May 17: Whatever happened to the Indian team of that bygone era? The team that was famous for flattening its rump on grass at the slightest pretext? This one bears no resemblance. It rains at Kingston's Melbourne Cricket Club (Courtney Walsh is its president). The Indians, who are practising, rush to the clubhouse. Frazer cases out a long vestibule indoors and decides it will do. Batsmen, who were considering the prospect of eating the mangoes that had appeared from nowhere, are drilled on playing the short ball — the wet floor makes some skid on, while others come off slowly. Wait, the word drilled connotes tedium. This is fun, much like playing at home, and people queue for a hit. I find the time to slip in a point on technique to Chappell, who realises its blinding brilliance, and will now doubtless incorporate it in future revisions of `The Making of Champions'. Elsewhere two tables are set up and Frazer calls a game of modified catch like an American boxing announcer — those bald ones with thin moustaches, gold chains and tinny voices. The rule is: catches must be taken cleanly — no bobbles allowed — below the level of the table face. The key, to draw a parallel to table tennis, is to find the table edge with the throw. Sehwag is champion and his bout with Dravid is hotly contested. The skipper throws the ball away in mock frustration after losing, and soon Yuvraj builds a streak. But Chappell stops it with skillful catching, change of pace on the throws, and his own `International' rules that dictate a side change on whim. Banter flies around the place — there's an easy energy to the group and a lot of trust and camaraderie. There are just three of us journalists watching: this is no show of solidarity for the outside world. This is a happy team.
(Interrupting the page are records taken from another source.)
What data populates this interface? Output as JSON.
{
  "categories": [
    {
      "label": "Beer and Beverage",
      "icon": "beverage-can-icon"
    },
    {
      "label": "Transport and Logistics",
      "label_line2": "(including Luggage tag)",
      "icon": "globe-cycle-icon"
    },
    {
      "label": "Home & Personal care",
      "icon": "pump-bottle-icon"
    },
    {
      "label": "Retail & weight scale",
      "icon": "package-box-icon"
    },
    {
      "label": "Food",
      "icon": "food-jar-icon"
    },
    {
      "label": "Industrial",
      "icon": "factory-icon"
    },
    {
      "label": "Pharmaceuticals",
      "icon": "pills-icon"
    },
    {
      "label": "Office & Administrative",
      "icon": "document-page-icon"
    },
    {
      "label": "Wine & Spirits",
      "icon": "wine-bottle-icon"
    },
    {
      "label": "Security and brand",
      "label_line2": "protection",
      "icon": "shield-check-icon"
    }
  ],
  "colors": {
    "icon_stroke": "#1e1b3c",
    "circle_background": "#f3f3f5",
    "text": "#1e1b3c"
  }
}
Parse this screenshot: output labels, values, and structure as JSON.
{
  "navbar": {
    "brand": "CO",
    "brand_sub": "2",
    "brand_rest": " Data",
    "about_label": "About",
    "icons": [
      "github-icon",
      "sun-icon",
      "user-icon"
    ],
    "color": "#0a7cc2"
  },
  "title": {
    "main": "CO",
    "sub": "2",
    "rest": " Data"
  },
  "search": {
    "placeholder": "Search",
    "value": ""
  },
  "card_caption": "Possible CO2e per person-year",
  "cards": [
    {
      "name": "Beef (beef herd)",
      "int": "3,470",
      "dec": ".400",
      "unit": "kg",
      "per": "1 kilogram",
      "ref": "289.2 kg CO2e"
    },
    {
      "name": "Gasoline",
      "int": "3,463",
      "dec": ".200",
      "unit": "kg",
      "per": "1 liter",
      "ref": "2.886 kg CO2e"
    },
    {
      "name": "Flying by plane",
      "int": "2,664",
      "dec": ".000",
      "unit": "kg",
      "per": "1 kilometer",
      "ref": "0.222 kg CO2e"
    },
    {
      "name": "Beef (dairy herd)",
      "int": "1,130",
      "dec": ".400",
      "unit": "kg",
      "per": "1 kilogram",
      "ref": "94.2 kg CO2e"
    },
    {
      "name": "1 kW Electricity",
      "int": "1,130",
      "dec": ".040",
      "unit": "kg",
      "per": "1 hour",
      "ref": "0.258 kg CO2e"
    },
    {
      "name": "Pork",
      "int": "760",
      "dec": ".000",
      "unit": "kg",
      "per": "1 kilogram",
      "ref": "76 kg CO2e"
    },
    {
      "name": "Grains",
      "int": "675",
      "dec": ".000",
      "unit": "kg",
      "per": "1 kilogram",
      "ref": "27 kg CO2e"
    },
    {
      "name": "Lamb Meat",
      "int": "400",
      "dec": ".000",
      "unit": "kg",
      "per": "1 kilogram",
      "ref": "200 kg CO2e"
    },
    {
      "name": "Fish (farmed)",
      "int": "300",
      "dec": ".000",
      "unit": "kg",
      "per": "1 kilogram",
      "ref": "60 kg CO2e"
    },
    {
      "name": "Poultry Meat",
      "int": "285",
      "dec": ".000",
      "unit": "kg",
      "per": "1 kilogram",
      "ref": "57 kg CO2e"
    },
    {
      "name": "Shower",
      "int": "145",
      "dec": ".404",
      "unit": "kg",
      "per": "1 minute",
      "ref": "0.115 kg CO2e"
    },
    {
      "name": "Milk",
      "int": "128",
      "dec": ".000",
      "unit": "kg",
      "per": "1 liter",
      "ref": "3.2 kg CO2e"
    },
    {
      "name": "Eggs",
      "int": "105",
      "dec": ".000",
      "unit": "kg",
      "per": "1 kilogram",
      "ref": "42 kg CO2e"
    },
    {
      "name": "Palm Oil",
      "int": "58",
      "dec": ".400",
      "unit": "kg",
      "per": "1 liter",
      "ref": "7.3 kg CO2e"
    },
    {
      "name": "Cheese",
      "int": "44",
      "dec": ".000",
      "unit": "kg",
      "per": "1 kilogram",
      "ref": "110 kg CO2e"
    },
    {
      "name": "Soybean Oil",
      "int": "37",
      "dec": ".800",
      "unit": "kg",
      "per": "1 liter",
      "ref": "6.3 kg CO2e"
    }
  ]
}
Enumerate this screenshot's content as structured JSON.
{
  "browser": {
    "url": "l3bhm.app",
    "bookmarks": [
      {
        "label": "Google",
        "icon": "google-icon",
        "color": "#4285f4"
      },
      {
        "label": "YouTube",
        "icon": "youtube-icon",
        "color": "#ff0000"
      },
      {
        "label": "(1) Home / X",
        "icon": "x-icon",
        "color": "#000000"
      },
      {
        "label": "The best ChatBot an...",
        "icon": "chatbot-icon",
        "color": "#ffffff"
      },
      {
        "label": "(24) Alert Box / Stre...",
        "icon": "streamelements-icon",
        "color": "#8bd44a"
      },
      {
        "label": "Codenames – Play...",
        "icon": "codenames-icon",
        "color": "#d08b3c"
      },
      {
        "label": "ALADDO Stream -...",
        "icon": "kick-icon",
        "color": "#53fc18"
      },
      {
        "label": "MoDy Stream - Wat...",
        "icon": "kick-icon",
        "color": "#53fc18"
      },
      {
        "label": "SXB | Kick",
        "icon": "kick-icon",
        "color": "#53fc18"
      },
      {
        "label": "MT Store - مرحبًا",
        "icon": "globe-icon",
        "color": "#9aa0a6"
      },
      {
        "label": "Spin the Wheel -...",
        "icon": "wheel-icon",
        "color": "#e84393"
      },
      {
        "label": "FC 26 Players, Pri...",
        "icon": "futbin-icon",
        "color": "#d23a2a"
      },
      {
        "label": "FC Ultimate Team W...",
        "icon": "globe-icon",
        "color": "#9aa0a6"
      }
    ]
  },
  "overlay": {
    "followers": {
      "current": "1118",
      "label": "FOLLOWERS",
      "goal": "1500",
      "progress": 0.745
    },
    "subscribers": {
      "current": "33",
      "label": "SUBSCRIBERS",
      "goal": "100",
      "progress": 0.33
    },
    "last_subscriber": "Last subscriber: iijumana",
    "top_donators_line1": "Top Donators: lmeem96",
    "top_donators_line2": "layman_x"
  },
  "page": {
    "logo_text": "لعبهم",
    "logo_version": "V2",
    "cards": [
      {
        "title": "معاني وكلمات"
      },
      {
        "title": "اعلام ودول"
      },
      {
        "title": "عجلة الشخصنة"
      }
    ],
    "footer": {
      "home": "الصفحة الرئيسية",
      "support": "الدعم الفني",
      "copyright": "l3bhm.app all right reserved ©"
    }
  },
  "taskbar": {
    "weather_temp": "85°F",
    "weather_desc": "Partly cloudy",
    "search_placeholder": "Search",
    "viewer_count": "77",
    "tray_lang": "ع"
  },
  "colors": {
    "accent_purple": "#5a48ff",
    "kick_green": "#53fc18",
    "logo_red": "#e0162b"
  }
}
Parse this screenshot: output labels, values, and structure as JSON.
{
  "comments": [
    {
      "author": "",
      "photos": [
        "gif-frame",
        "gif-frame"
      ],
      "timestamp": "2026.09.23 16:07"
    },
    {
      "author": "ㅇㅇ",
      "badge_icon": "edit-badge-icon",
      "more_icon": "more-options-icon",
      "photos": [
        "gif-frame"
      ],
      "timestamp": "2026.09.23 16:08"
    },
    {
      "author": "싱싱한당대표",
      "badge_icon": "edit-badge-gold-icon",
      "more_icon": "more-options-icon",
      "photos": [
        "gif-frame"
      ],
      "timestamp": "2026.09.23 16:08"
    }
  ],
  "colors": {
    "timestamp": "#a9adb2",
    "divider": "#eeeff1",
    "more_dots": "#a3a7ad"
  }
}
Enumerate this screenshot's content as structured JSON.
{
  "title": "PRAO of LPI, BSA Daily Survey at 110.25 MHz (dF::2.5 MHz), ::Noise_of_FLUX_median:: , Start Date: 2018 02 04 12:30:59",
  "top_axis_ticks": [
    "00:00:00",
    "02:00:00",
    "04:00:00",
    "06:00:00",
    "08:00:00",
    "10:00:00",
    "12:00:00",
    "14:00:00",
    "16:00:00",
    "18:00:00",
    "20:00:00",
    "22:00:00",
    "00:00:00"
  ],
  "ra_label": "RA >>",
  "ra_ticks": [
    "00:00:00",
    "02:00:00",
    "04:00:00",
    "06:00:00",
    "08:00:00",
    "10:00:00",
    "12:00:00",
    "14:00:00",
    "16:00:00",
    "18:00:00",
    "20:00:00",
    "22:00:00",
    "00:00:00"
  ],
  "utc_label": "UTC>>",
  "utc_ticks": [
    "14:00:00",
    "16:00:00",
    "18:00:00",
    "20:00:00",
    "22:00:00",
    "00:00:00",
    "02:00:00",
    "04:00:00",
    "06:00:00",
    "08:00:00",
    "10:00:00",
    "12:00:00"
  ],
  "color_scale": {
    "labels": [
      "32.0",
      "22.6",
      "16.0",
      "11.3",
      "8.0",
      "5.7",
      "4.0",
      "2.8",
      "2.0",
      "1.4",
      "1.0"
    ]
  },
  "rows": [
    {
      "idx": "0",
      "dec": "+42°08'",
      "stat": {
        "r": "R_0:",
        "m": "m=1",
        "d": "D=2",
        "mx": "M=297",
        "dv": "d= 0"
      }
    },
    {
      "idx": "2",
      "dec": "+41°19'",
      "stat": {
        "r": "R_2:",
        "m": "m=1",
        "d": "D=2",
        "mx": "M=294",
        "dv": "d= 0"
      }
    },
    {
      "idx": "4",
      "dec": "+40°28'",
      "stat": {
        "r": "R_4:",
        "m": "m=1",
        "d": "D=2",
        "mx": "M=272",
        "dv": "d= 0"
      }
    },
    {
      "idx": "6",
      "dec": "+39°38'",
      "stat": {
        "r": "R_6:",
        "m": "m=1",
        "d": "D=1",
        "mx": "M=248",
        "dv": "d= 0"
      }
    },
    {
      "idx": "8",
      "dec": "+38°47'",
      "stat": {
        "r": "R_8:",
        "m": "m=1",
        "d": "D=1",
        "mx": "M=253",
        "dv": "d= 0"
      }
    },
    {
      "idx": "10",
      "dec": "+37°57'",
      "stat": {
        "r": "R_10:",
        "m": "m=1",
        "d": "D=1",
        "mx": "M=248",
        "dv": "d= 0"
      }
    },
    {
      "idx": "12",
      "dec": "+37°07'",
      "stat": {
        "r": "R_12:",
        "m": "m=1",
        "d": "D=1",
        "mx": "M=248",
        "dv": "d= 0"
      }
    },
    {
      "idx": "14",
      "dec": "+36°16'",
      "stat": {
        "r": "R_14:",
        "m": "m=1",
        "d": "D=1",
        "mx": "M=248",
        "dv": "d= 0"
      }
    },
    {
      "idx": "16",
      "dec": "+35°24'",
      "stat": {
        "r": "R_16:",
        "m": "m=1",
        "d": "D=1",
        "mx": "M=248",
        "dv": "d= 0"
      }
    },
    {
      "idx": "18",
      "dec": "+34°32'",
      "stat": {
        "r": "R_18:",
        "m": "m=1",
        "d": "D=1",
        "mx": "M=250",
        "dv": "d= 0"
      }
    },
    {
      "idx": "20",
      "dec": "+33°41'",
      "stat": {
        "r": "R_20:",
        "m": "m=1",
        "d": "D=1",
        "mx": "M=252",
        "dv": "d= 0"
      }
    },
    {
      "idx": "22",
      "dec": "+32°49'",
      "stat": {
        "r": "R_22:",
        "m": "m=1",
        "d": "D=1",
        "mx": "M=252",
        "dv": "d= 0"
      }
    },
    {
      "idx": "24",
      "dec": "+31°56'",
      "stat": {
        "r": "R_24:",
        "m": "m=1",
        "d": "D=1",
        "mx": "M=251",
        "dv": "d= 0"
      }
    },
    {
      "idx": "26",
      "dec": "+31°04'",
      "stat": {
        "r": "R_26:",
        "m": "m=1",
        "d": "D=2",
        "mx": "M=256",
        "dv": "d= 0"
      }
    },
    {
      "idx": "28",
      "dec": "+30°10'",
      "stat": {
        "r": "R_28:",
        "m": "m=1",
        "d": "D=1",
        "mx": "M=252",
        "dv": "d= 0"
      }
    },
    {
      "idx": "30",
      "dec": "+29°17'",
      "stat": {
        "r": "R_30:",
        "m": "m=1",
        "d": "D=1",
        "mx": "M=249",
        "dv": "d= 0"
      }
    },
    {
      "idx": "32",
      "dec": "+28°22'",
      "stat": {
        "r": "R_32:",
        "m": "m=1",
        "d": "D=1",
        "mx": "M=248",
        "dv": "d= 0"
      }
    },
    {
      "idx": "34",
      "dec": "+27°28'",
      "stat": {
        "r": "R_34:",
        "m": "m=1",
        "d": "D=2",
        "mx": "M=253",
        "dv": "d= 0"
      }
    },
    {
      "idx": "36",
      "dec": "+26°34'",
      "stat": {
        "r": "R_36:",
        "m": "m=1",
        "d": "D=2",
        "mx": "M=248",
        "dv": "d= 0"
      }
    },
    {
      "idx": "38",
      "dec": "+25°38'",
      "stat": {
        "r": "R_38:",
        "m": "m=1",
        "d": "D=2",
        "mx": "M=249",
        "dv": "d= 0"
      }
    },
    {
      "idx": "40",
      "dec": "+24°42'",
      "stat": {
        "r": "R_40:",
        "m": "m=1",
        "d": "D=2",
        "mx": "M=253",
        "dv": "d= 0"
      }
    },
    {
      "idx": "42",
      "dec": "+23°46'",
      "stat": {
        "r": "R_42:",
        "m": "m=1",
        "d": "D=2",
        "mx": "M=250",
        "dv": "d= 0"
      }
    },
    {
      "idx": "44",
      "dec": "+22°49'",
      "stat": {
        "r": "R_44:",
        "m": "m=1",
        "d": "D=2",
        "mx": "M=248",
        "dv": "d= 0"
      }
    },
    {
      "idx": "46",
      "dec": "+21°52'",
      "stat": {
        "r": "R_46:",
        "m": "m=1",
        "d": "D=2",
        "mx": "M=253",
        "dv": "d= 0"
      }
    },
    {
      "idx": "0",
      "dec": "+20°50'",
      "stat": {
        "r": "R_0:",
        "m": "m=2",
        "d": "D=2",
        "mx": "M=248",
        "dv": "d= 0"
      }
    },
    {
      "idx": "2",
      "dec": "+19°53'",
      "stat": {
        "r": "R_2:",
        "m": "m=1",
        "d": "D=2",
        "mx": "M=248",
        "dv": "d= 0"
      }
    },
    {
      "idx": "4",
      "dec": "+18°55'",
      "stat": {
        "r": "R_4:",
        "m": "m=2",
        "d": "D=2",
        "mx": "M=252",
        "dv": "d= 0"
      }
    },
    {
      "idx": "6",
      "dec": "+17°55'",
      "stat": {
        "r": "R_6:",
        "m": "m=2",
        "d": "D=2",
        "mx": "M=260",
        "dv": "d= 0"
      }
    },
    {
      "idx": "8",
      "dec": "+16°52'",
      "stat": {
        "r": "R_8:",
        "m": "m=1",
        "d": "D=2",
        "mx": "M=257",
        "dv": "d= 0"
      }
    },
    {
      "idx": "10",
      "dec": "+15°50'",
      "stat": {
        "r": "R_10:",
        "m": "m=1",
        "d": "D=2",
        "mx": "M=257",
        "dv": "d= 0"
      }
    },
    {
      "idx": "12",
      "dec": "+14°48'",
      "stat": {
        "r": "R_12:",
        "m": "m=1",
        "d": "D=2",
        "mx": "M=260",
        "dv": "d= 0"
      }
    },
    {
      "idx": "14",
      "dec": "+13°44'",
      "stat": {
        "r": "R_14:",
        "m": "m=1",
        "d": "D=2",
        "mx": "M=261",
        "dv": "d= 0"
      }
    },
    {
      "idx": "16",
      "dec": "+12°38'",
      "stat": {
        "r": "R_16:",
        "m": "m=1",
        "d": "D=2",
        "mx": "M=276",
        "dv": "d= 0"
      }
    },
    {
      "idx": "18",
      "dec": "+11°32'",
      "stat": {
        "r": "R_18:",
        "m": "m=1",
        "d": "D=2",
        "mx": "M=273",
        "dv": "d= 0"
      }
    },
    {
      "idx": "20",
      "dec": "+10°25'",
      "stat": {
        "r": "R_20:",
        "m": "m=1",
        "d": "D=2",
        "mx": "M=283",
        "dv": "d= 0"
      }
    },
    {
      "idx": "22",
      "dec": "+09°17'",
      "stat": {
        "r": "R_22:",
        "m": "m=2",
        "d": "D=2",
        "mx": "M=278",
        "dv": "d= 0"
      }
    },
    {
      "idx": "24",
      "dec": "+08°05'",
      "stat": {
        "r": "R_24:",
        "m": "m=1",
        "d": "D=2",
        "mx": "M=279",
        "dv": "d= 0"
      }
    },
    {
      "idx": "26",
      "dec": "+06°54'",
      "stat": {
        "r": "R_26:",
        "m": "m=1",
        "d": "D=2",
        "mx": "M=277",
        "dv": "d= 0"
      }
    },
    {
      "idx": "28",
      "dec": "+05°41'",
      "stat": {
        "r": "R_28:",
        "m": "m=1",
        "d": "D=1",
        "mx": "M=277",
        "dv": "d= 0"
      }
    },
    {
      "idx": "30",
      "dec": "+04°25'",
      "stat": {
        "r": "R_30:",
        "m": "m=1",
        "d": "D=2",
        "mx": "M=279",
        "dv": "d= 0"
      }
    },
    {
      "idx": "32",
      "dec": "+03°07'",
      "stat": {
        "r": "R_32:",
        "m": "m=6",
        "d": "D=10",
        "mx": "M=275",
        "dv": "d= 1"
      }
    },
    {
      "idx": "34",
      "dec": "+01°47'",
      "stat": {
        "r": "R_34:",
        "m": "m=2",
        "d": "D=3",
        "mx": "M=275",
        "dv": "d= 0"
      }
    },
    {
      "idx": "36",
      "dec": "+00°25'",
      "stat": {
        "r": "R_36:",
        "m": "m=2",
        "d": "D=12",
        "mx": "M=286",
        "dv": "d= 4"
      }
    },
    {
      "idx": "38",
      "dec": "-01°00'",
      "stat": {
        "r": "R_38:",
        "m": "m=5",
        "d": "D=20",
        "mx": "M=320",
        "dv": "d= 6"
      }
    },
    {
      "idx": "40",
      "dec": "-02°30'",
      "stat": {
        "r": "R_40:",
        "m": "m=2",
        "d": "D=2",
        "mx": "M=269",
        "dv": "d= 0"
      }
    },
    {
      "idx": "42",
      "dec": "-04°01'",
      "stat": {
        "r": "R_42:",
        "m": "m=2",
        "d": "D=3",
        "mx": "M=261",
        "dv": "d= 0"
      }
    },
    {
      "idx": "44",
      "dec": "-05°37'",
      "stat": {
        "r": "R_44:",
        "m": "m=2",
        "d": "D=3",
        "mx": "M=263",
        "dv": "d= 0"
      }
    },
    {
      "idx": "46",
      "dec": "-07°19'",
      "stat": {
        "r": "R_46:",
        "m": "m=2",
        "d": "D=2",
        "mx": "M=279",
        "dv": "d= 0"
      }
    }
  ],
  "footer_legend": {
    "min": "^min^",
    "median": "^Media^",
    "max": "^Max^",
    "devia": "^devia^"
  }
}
May 18: Match day. It's rained all night and I'll be darned if there's any play. I hear that one writer has actually filed a story that the match is called off! Ha. Ninety overs later, India win. It's a modern miracle of drainage.

May 19: I stop in at the Hilton, where the team is staying. Mohammad Kaif is scheduled to meet the press poolside. He's had a bit of a horror run recently, and it was nice to see him do well in the match. He tries so hard, it's tough not to like him. I spot another eminently likeable bloke. Harbhajan Singh has none of the trappings of stardom. He's a competitor alright, but off the field he's funny and prone to the odd philosophical thought. He refuses to dwell in the past — even on his successes — preferring instead to talk about the cricket coming up. "There are so many challenges before the World Cup," he says. "Why look that far ahead? There's the Test series here and South Africa." I look back to see the TV guys giving Kaif a tough time. He is forced through a variety of poses and languages as each channel has its 15 minutes with him. Where's a media manager when you need one? It begins to get ridiculous, and Kaif is understandably miffed. I say goodbye to Harbhajan, delay my interview with Kaif to give him time to recover, and head to Pizza Hut to catch a meal for a change. A little later Harbhajan, Yuvraj, Agarkar and Ramesh Powar walk in. Agarkar is unfailingly courteous when he leaves our table as the foursome find place to sit. Harbhajan cracks us up in between picking olives off my pizza. He's all admiration for the cricketers of the West Indies and speaks of Marlon Samuels in glowing terms — "Ah, he looks a batsman" — before joining his mates when their food arrives. We take a cab to Sabina Park to catch the West Indies practice, and I have my first cup of tea in days — in the pavilion. It rains outside. Perfect.

May 20: Now I've seen it all. A fifteen-ball hundred with two fours and a six! Or at least that's what the giant screen at Sabina proclaims. This batting freak is a certain Rasta, who plays for Jamaica. And he's partnering Wavell Hines (Hinds?) who is on two off six balls. Evidently, the screen operator is goofing off. The match starts after a brass band and a group of cheerleaders do their stuff. And then I see another thing I never thought I would. There's a runout attempt, but where is the leg umpire? Billy Doctrove steps on the field after a search party is launched. Dead ball people, it's all settled now. West Indies sneak in by a run, but you'll catch that in my report. Or at least so I fervently hope.